In the coming months, you’ll come to discover that the Dutch DIY garage rock scene is far more flourishing than you previously thought. One band who are well on their way to leading the pack are Eindhoven’s Charlie & the Lesbians, an enigmatic and frenetic quartet from Brabant who will step to the international stage for the first time this weekend when they hit The Great Escape in Brighton. We caught up with frontman Charlie Hoeben to discuss the band’s beginnings, the DIY lifestyle and the importance of showcase festivals.

Hey Charlie. How are things?
Good!
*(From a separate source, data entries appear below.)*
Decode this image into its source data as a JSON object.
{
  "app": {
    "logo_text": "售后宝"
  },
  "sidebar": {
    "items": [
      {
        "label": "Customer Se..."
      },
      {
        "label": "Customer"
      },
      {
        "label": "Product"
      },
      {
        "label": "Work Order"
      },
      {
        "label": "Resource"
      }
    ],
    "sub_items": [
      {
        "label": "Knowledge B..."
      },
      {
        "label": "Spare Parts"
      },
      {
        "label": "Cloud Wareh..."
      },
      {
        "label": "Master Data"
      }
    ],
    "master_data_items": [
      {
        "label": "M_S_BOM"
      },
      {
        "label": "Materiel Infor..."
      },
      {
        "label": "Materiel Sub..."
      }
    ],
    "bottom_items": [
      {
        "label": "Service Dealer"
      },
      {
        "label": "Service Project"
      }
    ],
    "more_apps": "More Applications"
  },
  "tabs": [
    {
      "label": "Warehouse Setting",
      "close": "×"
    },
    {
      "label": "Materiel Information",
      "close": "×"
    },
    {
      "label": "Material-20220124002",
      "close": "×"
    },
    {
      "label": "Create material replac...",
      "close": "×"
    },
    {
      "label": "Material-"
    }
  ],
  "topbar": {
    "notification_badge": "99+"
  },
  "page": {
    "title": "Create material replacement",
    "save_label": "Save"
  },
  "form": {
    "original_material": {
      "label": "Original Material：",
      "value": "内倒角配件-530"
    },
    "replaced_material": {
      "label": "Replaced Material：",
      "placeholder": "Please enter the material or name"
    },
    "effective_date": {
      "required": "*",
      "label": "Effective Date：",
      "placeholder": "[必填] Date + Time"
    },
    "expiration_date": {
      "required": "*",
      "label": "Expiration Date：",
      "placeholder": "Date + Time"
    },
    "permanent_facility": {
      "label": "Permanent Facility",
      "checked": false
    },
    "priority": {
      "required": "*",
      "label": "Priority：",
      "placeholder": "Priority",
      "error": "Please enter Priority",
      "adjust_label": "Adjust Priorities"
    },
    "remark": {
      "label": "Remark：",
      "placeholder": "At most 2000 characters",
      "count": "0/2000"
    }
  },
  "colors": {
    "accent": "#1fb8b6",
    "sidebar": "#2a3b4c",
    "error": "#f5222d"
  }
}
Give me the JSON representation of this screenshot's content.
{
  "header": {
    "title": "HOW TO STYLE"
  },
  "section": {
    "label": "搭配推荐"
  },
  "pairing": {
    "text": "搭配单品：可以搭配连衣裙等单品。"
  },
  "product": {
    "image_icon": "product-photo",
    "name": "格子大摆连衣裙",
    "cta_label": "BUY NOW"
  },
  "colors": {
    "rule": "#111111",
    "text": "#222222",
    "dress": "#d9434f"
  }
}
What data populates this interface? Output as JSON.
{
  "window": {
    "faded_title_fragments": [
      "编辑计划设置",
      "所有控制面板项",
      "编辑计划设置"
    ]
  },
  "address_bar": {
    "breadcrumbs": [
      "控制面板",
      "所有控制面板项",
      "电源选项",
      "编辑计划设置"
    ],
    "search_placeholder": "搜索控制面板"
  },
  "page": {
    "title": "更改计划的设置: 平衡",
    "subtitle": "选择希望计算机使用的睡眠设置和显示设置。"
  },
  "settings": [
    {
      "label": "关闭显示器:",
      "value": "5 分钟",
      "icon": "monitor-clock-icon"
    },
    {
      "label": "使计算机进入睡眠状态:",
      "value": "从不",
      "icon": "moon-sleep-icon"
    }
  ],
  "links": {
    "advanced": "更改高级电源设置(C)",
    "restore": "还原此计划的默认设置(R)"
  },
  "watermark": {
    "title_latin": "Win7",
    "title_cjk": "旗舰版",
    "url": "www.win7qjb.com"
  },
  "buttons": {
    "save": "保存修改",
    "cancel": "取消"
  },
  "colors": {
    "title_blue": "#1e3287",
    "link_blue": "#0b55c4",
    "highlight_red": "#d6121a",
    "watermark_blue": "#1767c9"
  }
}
Let’s start with day one. How did you all meet?
Our drummer is my sister! She is in a relationship with bassist Noor, and they were together before the band started. They wanted to start a band together, because Noor has been in bands before. They asked me if I wanted to sing, even though I’d never done it before. I thought, “fuck it” and gave it a shot. Mees joined a little later, and that sounded good so we just went with it.

(c) Jack Parker

(c) Jack Parker

(c) Jack Parker

(c) Jack Parker

Let’s discuss the DIY lifestyle. How do you survive it?
I think the key is just to do it, have an idea for it and then go for it and figure the rest out along the way. I reckon that’s the main thing, because especially with DIY you never know how it will be or how it will go. You have to make your own plans along the way and figure them out. It’s hard sometimes, but it’s the nicest way as it helps you to learn a lot.

You’ll be taking Charlie & the Lesbians to The Great Escape in Brighton this month. What can we expect?
Well, last year we played two shows in Switzerland and one in Germany, but they were really small shows and actually our first proper ones outside of Holland. The shows at the Great Escape are our first real show shows outside of Holland, and they’re going to be good.

How important – for you – are festivals such as The Great Escape, Eurosonic and such?
They’re pretty important, because we never thought that we could play shows like that. When we started this band, it was just for fun. Then people picked up on it, which was cool. After that you become more and more excited to do more stuff, because people are excited for your music and the shows you play. Then you get opportunities like The Great Escape and Noorderslag, which just feels great because you really get that feeling of becoming recognised and appreciated. That’s always nice. We’re a DIY punk band and we like these kinds of shows; they’re good.

And how much importance do you think they’ll have in years down the line, considering the impact of streaming and social media?
I think they’re always going to be very important, because we don’t really get that many streams on Spotify or plays on YouTube. That’s not our thing. We can really show who we are as a band by playing at a showcase festival, and so I think that this will always be important. Yo can’t judge a band by their Facebook page; you don’t know how good they are live.

(c) Jack Parker

(c) Jack Parker

(c) Jack Parker

(c) Jack Parker

The Dutch DIY scene is pretty big right now, what do you think of it?
There’s a lot of really exciting stuff happening! You have so many bands who pop up out of nowhere and make really great music. A couple of years back there were a lot of similar bands making the same shit, and now everyone is trying different things and experimenting. It’s really flourishing, especially in The Netherlands. It’s great! A lot of really good music is coming out of our country, like Korfbal, The Homesick, The Sweet Release of Death and The Lumes.

How do you see this whole band moving forward into the rest of 2018?
I don’t know man! It’s really hard to tell. When we started this band, we didn’t think we could play shows and we never thought we would play big showcase festivals like Eurosonic and The Great Escape. It comes in sets of surprises, and the future is going to be just that: a big surprise. I hope that we just keep on growing and play sick shows and festivals. Basically just getting bigger and bigger all the time. We just want to play great shows, and also meet new people who like our music and surprise them at our shows. The best thing is when they don’t know what we do, and then they look so surprised and excited when they hear us live. We just want to keep on doing that and continue playing.

Charlie & the Lesbians hit The Great Escape in Brighton this weekend. Catch them at the Komedia on Friday at 1pm and the Green Door Store on Saturday at 7:15pm.